Dataset rows for apps and sites:
──────

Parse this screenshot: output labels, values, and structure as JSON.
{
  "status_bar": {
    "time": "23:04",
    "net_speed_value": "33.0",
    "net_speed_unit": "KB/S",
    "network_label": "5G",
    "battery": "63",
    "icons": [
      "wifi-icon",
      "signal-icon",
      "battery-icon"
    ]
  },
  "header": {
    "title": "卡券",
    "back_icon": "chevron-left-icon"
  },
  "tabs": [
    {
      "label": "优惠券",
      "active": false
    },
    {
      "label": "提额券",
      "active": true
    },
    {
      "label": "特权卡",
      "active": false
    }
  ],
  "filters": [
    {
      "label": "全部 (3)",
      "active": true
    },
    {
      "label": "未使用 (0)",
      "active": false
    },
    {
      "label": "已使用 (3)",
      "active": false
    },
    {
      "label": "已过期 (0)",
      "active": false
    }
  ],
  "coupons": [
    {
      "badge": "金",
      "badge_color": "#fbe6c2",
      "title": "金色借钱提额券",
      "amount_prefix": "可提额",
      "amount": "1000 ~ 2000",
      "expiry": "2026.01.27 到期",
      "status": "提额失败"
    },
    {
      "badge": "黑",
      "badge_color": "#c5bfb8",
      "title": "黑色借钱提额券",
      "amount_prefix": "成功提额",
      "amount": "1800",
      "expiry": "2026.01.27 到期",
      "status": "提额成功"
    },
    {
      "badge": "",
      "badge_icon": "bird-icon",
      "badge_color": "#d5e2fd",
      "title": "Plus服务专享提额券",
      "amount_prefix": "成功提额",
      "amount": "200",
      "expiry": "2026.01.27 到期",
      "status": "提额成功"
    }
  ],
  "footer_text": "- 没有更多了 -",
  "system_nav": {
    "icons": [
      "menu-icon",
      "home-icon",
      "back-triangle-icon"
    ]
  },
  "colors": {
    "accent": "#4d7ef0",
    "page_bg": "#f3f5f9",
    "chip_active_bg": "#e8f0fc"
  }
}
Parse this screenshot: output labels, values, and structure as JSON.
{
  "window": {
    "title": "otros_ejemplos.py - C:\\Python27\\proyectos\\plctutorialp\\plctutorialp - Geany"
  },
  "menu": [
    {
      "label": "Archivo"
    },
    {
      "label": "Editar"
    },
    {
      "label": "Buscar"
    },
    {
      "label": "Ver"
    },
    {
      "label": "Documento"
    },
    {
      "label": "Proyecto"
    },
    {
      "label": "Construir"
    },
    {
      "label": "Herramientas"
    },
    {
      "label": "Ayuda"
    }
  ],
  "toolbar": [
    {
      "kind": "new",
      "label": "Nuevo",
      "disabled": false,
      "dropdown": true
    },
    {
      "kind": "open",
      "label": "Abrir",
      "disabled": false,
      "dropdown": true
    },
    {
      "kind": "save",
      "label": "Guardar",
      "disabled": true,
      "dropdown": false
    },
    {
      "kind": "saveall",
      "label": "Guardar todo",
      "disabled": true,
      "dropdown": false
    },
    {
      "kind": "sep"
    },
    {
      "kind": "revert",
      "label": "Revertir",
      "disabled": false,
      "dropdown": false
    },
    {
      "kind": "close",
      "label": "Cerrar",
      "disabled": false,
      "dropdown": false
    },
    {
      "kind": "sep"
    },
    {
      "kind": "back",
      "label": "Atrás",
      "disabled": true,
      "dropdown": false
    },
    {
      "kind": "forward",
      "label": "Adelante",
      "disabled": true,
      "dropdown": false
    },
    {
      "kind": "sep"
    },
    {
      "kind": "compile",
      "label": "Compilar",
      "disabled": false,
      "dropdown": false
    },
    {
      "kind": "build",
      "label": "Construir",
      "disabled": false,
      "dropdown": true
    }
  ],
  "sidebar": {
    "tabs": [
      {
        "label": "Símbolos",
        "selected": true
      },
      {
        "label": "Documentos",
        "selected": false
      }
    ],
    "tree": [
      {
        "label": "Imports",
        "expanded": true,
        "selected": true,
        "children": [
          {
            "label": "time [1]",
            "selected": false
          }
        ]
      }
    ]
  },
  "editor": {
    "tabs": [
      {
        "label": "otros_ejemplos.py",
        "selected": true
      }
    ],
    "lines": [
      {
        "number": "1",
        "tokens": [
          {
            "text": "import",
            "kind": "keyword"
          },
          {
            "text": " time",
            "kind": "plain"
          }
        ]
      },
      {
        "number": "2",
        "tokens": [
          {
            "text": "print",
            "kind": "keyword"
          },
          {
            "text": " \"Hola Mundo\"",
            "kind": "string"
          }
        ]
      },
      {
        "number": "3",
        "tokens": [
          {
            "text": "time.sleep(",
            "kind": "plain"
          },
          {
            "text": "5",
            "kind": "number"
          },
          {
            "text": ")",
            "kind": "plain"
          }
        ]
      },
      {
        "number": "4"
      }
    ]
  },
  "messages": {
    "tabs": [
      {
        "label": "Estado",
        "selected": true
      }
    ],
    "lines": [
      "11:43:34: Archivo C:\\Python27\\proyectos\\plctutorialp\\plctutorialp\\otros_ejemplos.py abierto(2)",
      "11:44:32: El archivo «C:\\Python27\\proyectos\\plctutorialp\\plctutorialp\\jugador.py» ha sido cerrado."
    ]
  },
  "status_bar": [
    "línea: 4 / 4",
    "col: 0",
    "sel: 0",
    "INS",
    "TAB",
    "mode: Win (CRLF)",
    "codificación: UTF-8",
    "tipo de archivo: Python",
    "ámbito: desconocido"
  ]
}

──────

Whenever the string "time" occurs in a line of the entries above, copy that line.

    "time": "23:04",
            "label": "time [1]",
            "text": " time",
            "text": "time.sleep(",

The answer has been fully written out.